Further evidence that Janssen was not a Nazi can be found in anti-Nazi Friedelind Wagner's memoirs, Heritage of Fire (1945, Harper, New York). In this book, Richard Wagner's granddaughter describes Janssen as a "brave artist" who, rather than share a meal with Hitler had left town for the day, thereby ending up in Hitler's black books because "the Führer didn't like to be snubbed" (p. 101)

From 1939, Janssen lived in New York City, where he accepted a contract to sing at the Metropolitan Opera, remaining at the Met until the end of his stage career in 1951. He never returned to Germany. He stayed on in New York during his retirement and was a sought-after singing teacher until his death in 1965.


Originally, Janssen had sung an extensive and manifold repertory. He appeared in, for example, Mozart roles (such as the Count in Le Nozze di Figaro) and as Lortzing's Zar Peter in Zar und Zimmermann. Major baritone roles composed by Giuseppe Verdi also figured in his early repertoire. They included Conte di Luna in Il Trovatore (a personal favourite of his) as well as Renato in Un ballo in maschera and Iago in Otello. He performed Bizet (Escamillo in Carmen), too, and much else.

Yet at the height of his career, especially at the Metropolitan Opera, Janssen was cast overwhelmingly in Wagnerian roles (a development which he regretted because it curtailed his versatility as a singer). Indeed, during his vocal prime, he was considered to be the most important extant singer of the more lyrical baritone parts in Wagner's music dramas. He was celebrated for his beautifully sung interpretations of Kurwenal (in Tristan und Isolde), Amfortas (Parsifal) and, above all, Wolfram (Tannhäuser). The heavier Wagnerian baritone roles, such as Wotan and Hans Sachs, were the natural preserve of Janssen's more heroic-voiced contemporaries Friedrich Schorr and Rudolf Bockelmann, but he was ill-advised enough to attempt them during the Second World War, owing to a shortage of dramatic singers at the Met.

Janssen made commercial gramophone records of some of his signature roles. There is also a recording derived from the 1930 Bayreuth Festival with him performing Wolfram's music, while he sang the role of Don Pisarro in a 1944 radio broadcast of Beethoven's Fidelio, with Arturo Toscanini conducting. These recordings have all been re-issued on CD. A live 1941 Met Tannhäuser reveals Janssen's perfection in the role of Wolfram, to which he brought unsurpassed humanity and vocal beauty. On top of his other attainments, Janssen was a fine Lieder singer, employing his soft, rich and velvety voice, with its Italianate timbre and smooth legato style, to outstanding effect.


Prieberg published the analysis of his private archives under the title Handbook 1933-1945 German musicians in the electronic self-publishing as a resource on a CD-ROM as a pdf file.

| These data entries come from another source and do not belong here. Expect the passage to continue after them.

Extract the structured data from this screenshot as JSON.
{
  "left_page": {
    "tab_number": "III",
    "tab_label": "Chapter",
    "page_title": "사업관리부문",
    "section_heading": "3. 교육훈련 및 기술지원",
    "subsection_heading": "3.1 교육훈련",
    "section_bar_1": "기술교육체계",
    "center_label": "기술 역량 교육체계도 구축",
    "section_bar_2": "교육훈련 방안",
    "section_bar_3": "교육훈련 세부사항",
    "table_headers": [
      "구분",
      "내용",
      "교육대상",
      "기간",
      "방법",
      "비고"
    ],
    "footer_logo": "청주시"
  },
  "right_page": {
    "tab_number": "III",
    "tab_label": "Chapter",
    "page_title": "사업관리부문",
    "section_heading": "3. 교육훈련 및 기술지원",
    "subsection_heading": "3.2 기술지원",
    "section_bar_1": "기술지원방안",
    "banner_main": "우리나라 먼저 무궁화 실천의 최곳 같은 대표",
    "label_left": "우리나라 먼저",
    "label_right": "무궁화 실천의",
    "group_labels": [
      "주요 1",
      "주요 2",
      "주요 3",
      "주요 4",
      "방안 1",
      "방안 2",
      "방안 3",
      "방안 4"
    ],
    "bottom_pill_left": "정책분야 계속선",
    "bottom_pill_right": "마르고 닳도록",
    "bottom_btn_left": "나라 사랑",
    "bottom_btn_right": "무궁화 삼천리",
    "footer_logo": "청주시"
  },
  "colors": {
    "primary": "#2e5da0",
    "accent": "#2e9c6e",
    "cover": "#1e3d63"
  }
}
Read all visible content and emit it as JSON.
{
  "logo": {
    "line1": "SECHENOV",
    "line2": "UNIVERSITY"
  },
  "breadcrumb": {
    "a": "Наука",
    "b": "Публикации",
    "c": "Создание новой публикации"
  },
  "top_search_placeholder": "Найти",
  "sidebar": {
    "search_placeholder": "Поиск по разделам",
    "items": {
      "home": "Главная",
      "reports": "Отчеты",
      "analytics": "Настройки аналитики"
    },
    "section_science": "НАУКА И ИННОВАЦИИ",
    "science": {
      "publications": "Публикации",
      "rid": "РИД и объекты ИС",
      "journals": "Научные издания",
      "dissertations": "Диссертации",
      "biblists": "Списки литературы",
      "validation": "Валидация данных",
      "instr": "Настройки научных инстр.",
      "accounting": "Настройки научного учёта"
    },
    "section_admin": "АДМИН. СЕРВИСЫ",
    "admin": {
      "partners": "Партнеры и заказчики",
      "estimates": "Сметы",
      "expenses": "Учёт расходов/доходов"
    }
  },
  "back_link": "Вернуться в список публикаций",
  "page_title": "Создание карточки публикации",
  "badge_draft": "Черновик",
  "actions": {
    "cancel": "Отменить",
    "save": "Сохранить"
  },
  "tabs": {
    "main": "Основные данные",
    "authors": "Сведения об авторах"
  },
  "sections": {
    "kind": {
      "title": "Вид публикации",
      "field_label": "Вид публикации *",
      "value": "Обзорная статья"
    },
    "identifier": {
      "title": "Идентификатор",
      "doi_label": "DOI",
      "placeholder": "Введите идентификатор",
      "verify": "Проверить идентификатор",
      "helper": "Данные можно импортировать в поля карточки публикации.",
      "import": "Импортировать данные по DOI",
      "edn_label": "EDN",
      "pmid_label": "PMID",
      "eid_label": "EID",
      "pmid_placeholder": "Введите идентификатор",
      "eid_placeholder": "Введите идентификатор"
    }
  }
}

  • Kesting, Jürgen: Die großen Sänger des 20. Jahrhunderts, 1993, ECON Verlag GmbH, Düsseldorf, ISBN 3-517-07987-1
  • Rosenthal, Harold and Warrack, John: The Concise Oxford Dictionary of Opera, second edition, Oxford University Press, London, 1980.